[Start of Attachment]

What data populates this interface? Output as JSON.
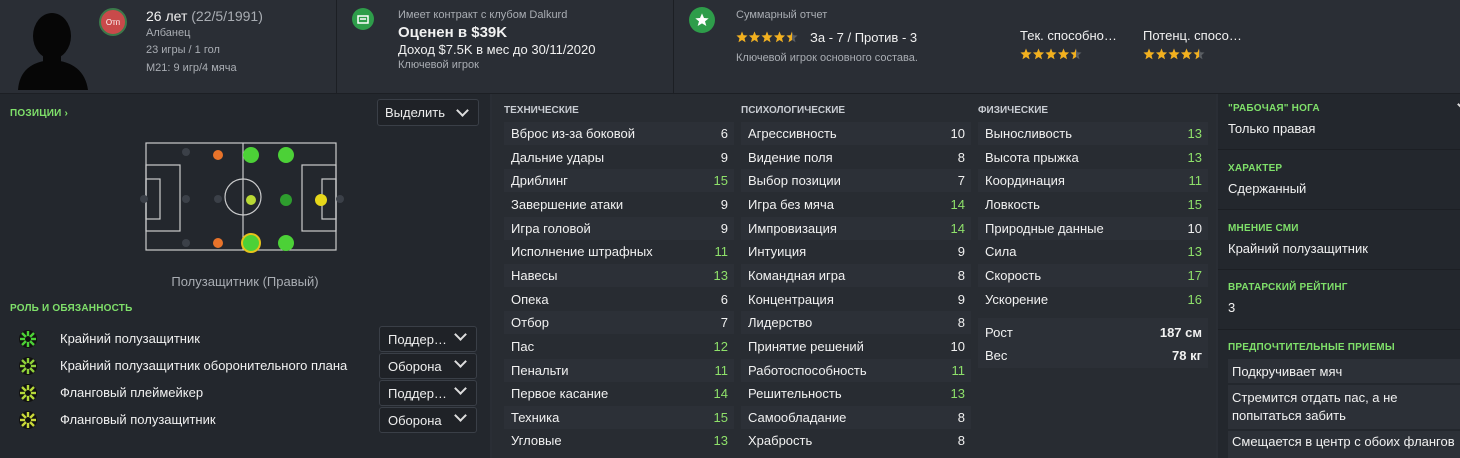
{
  "header": {
    "age_label": "26 лет",
    "dob": "(22/5/1991)",
    "nation": "Албанец",
    "nation_badge": "Отп",
    "apps": "23 игры / 1 гол",
    "u21": "M21: 9 игр/4 мяча",
    "contract_label": "Имеет контракт с клубом Dalkurd",
    "value": "Оценен в $39K",
    "wage": "Доход $7.5K в мес до 30/11/2020",
    "status": "Ключевой игрок",
    "report_label": "Суммарный отчет",
    "report_stars": 4.5,
    "report_votes": "За - 7 / Против - 3",
    "report_text": "Ключевой игрок основного состава.",
    "current_ability_label": "Тек. способно…",
    "current_ability_stars": 4.5,
    "potential_ability_label": "Потенц. спосо…",
    "potential_ability_stars": 4.5
  },
  "positions": {
    "title": "ПОЗИЦИИ",
    "select_label": "Выделить",
    "pitch_caption": "Полузащитник (Правый)"
  },
  "roles": {
    "title": "РОЛЬ И ОБЯЗАННОСТЬ",
    "items": [
      {
        "name": "Крайний полузащитник",
        "duty": "Поддер…"
      },
      {
        "name": "Крайний полузащитник оборонительного плана",
        "duty": "Оборона"
      },
      {
        "name": "Фланговый плеймейкер",
        "duty": "Поддер…"
      },
      {
        "name": "Фланговый полузащитник",
        "duty": "Оборона"
      }
    ]
  },
  "technical": {
    "title": "ТЕХНИЧЕСКИЕ",
    "items": [
      {
        "name": "Вброс из-за боковой",
        "value": "6"
      },
      {
        "name": "Дальние удары",
        "value": "9"
      },
      {
        "name": "Дриблинг",
        "value": "15"
      },
      {
        "name": "Завершение атаки",
        "value": "9"
      },
      {
        "name": "Игра головой",
        "value": "9"
      },
      {
        "name": "Исполнение штрафных",
        "value": "11"
      },
      {
        "name": "Навесы",
        "value": "13"
      },
      {
        "name": "Опека",
        "value": "6"
      },
      {
        "name": "Отбор",
        "value": "7"
      },
      {
        "name": "Пас",
        "value": "12"
      },
      {
        "name": "Пенальти",
        "value": "11"
      },
      {
        "name": "Первое касание",
        "value": "14"
      },
      {
        "name": "Техника",
        "value": "15"
      },
      {
        "name": "Угловые",
        "value": "13"
      }
    ]
  },
  "mental": {
    "title": "ПСИХОЛОГИЧЕСКИЕ",
    "items": [
      {
        "name": "Агрессивность",
        "value": "10"
      },
      {
        "name": "Видение поля",
        "value": "8"
      },
      {
        "name": "Выбор позиции",
        "value": "7"
      },
      {
        "name": "Игра без мяча",
        "value": "14"
      },
      {
        "name": "Импровизация",
        "value": "14"
      },
      {
        "name": "Интуиция",
        "value": "9"
      },
      {
        "name": "Командная игра",
        "value": "8"
      },
      {
        "name": "Концентрация",
        "value": "9"
      },
      {
        "name": "Лидерство",
        "value": "8"
      },
      {
        "name": "Принятие решений",
        "value": "10"
      },
      {
        "name": "Работоспособность",
        "value": "11"
      },
      {
        "name": "Решительность",
        "value": "13"
      },
      {
        "name": "Самообладание",
        "value": "8"
      },
      {
        "name": "Храбрость",
        "value": "8"
      }
    ]
  },
  "physical": {
    "title": "ФИЗИЧЕСКИЕ",
    "items": [
      {
        "name": "Выносливость",
        "value": "13"
      },
      {
        "name": "Высота прыжка",
        "value": "13"
      },
      {
        "name": "Координация",
        "value": "11"
      },
      {
        "name": "Ловкость",
        "value": "15"
      },
      {
        "name": "Природные данные",
        "value": "10"
      },
      {
        "name": "Сила",
        "value": "13"
      },
      {
        "name": "Скорость",
        "value": "17"
      },
      {
        "name": "Ускорение",
        "value": "16"
      }
    ],
    "height_label": "Рост",
    "height_value": "187 см",
    "weight_label": "Вес",
    "weight_value": "78 кг"
  },
  "side": {
    "foot_label": "\"РАБОЧАЯ\" НОГА",
    "foot_value": "Только правая",
    "character_label": "ХАРАКТЕР",
    "character_value": "Сдержанный",
    "media_label": "МНЕНИЕ СМИ",
    "media_value": "Крайний полузащитник",
    "gk_label": "ВРАТАРСКИЙ РЕЙТИНГ",
    "gk_value": "3",
    "ppm_label": "ПРЕДПОЧТИТЕЛЬНЫЕ ПРИЕМЫ",
    "ppm_items": [
      "Подкручивает мяч",
      "Стремится отдать пас, а не попытаться забить",
      "Смещается в центр с обоих флангов"
    ]
  },
  "colors": {
    "accent": "#7fe06a",
    "good": "#8ee06a",
    "position_natural": "#4cd137",
    "position_accomplished": "#2e9d2e",
    "position_yellow": "#e6d71a",
    "position_orange": "#e8732a"
  }
}
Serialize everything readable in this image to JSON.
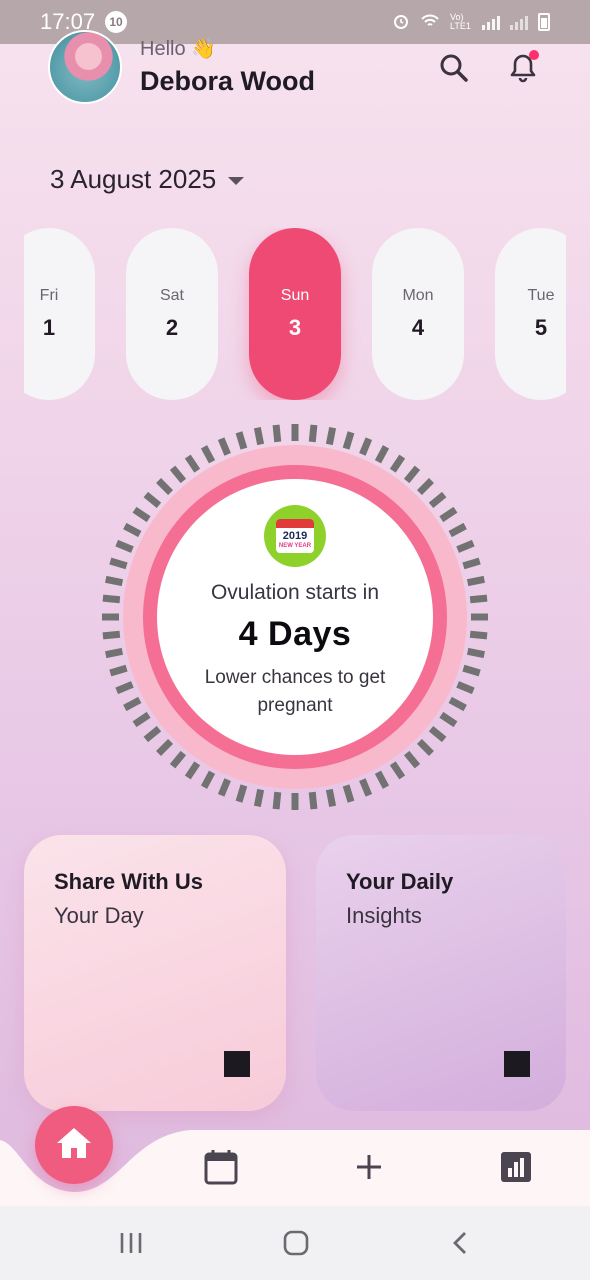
{
  "status_bar": {
    "time": "17:07",
    "notification_count": "10",
    "network_label": "Vo) LTE1"
  },
  "header": {
    "greeting": "Hello 👋",
    "user_name": "Debora Wood"
  },
  "date_selector": {
    "label": "3 August 2025"
  },
  "days": [
    {
      "name": "Fri",
      "number": "1",
      "selected": false
    },
    {
      "name": "Sat",
      "number": "2",
      "selected": false
    },
    {
      "name": "Sun",
      "number": "3",
      "selected": true
    },
    {
      "name": "Mon",
      "number": "4",
      "selected": false
    },
    {
      "name": "Tue",
      "number": "5",
      "selected": false
    }
  ],
  "ovulation": {
    "title": "Ovulation starts in",
    "value": "4 Days",
    "subtitle": "Lower chances to get pregnant",
    "badge_year": "2019",
    "badge_text": "NEW YEAR"
  },
  "cards": [
    {
      "title": "Share With Us",
      "subtitle": "Your Day"
    },
    {
      "title": "Your Daily",
      "subtitle": "Insights"
    }
  ],
  "nav": {
    "items": [
      "home-icon",
      "calendar-icon",
      "plus-icon",
      "bar-chart-icon"
    ]
  },
  "colors": {
    "accent": "#ee4a73",
    "fab": "#f05b80",
    "ring_outer": "#f9b9cc",
    "ring_inner": "#f46f93",
    "ticks": "#727272"
  }
}
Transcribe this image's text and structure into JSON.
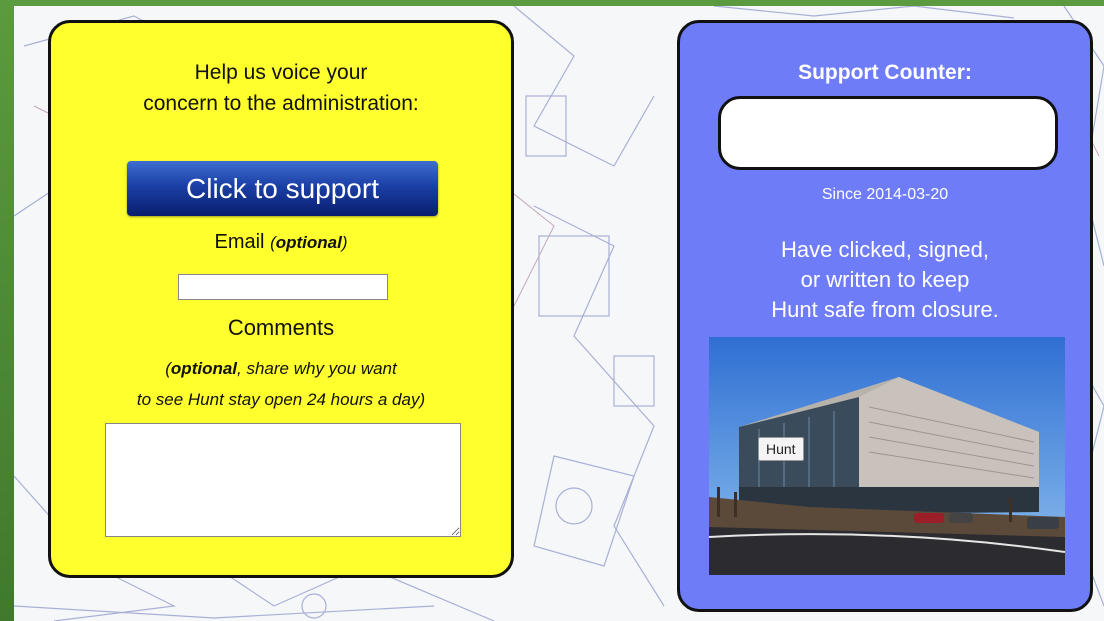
{
  "support_form": {
    "headline_line1": "Help us voice your",
    "headline_line2": "concern to the administration:",
    "support_button_label": "Click to support",
    "email_label": "Email",
    "email_optional": "optional",
    "email_value": "",
    "comments_label": "Comments",
    "comments_hint_optional": "optional",
    "comments_hint_rest": ", share why you want",
    "comments_hint_line2": "to see Hunt stay open 24 hours a day)",
    "comments_value": ""
  },
  "counter_panel": {
    "title": "Support Counter:",
    "count_value": "",
    "since_text": "Since 2014-03-20",
    "statement_line1": "Have clicked, signed,",
    "statement_line2": "or written to keep",
    "statement_line3": "Hunt safe from closure.",
    "photo_tooltip": "Hunt"
  },
  "colors": {
    "left_panel": "#ffff2e",
    "right_panel": "#6f7cf8",
    "button": "#1b3fa6",
    "page_edge": "#4f8a3a"
  }
}
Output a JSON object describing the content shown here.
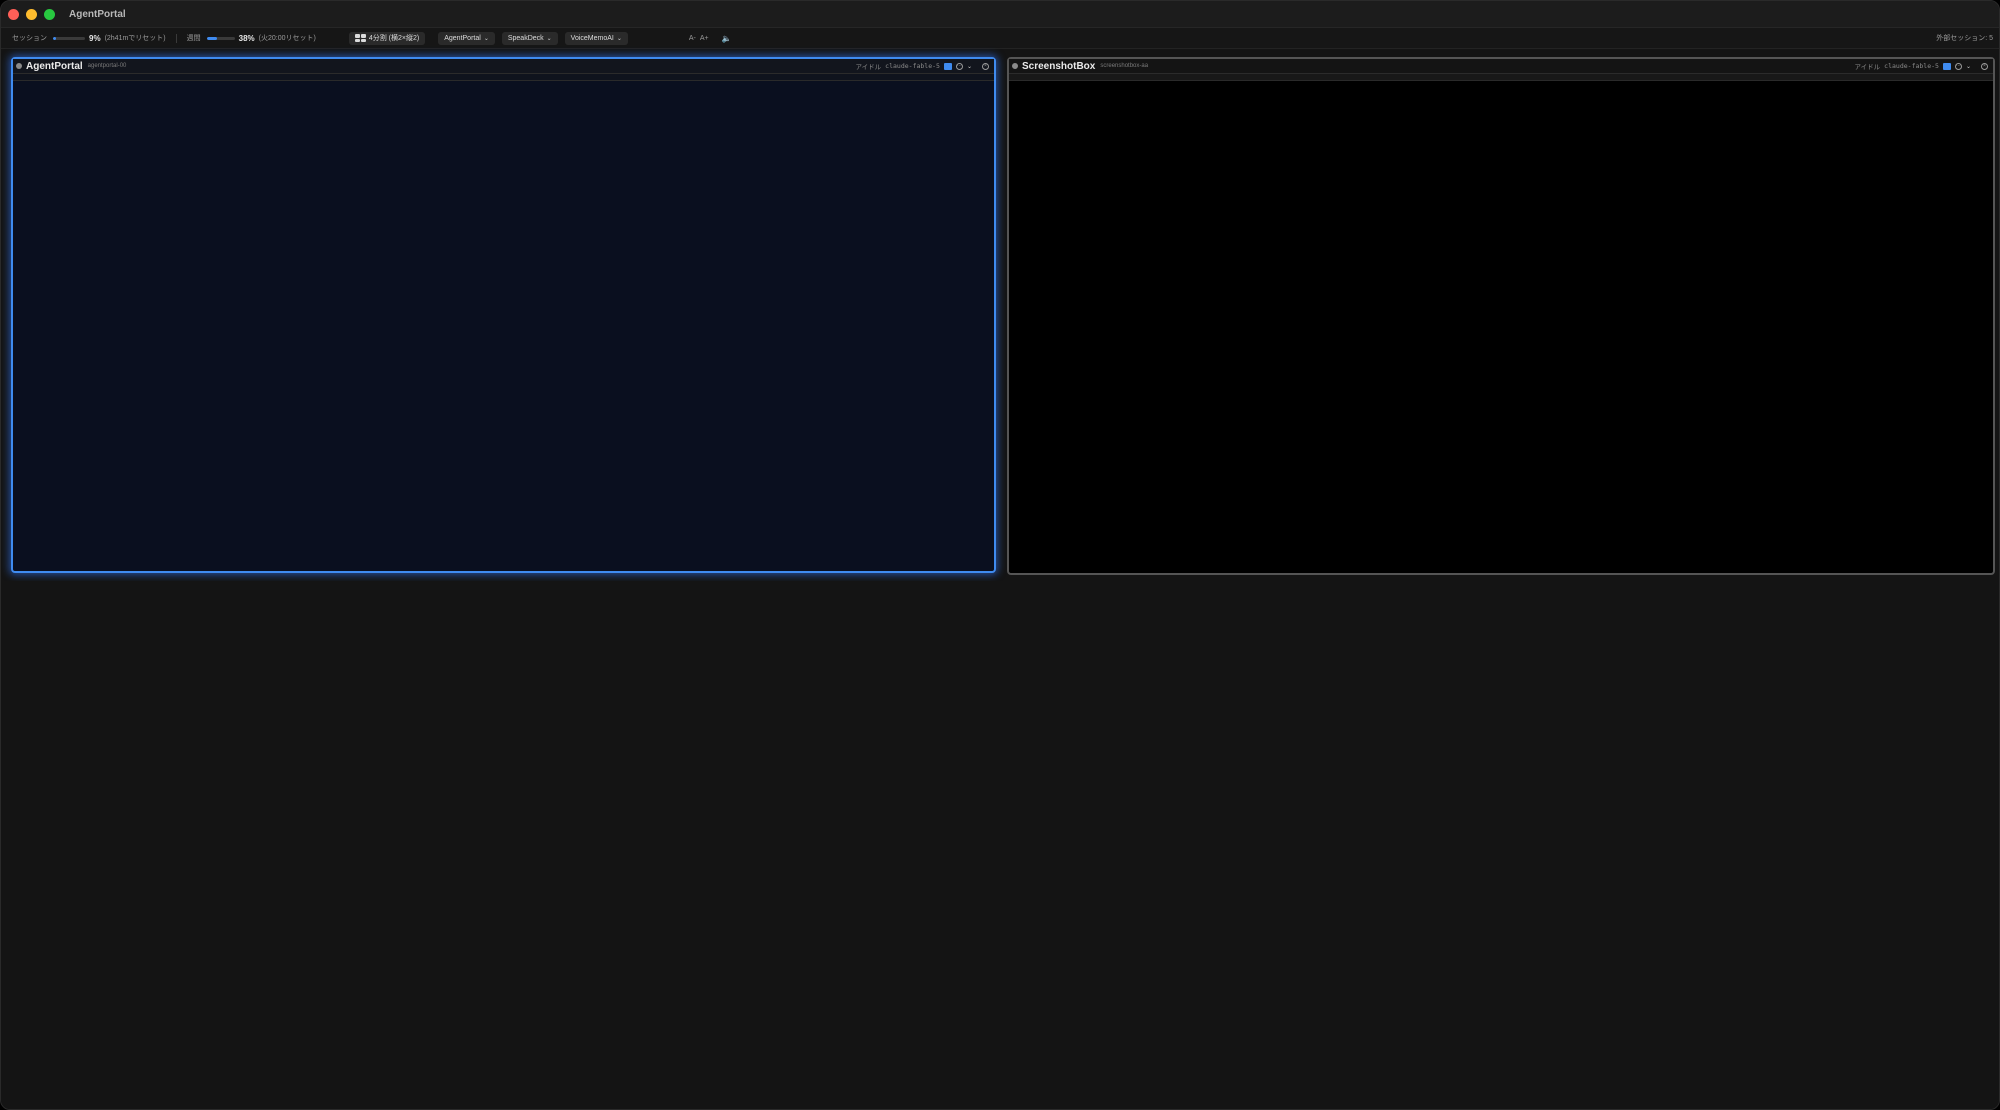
{
  "window": {
    "title": "AgentPortal",
    "traffic_lights": {
      "close": "#ff5f57",
      "minimize": "#febc2e",
      "zoom": "#28c840"
    }
  },
  "toolbar": {
    "session": {
      "label": "セッション",
      "percent_text": "9%",
      "value": 9,
      "reset_text": "(2h41mでリセット)"
    },
    "weekly": {
      "label": "週間",
      "percent_text": "38%",
      "value": 38,
      "reset_text": "(火20:00リセット)"
    },
    "layout_button": {
      "label": "4分割 (横2×縦2)",
      "icon": "grid-icon"
    },
    "project_buttons": [
      {
        "label": "AgentPortal"
      },
      {
        "label": "SpeakDeck"
      },
      {
        "label": "VoiceMemoAI"
      }
    ],
    "font_controls": {
      "decrease": "A-",
      "increase": "A+"
    },
    "sound_icon": "speaker-icon",
    "external_sessions": "外部セッション: 5"
  },
  "panels": [
    {
      "name": "AgentPortal",
      "id": "agentportal-00",
      "status": "アイドル",
      "agent": "claude-fable-5",
      "active": true,
      "accent": "#3f8bf0"
    },
    {
      "name": "ScreenshotBox",
      "id": "screenshotbox-aa",
      "status": "アイドル",
      "agent": "claude-fable-5",
      "active": false,
      "accent": "#555555"
    }
  ]
}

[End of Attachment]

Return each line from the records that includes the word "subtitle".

    "subtitle": "Lower chances to get pregnant",
      "subtitle": "Your Day"
      "subtitle": "Insights"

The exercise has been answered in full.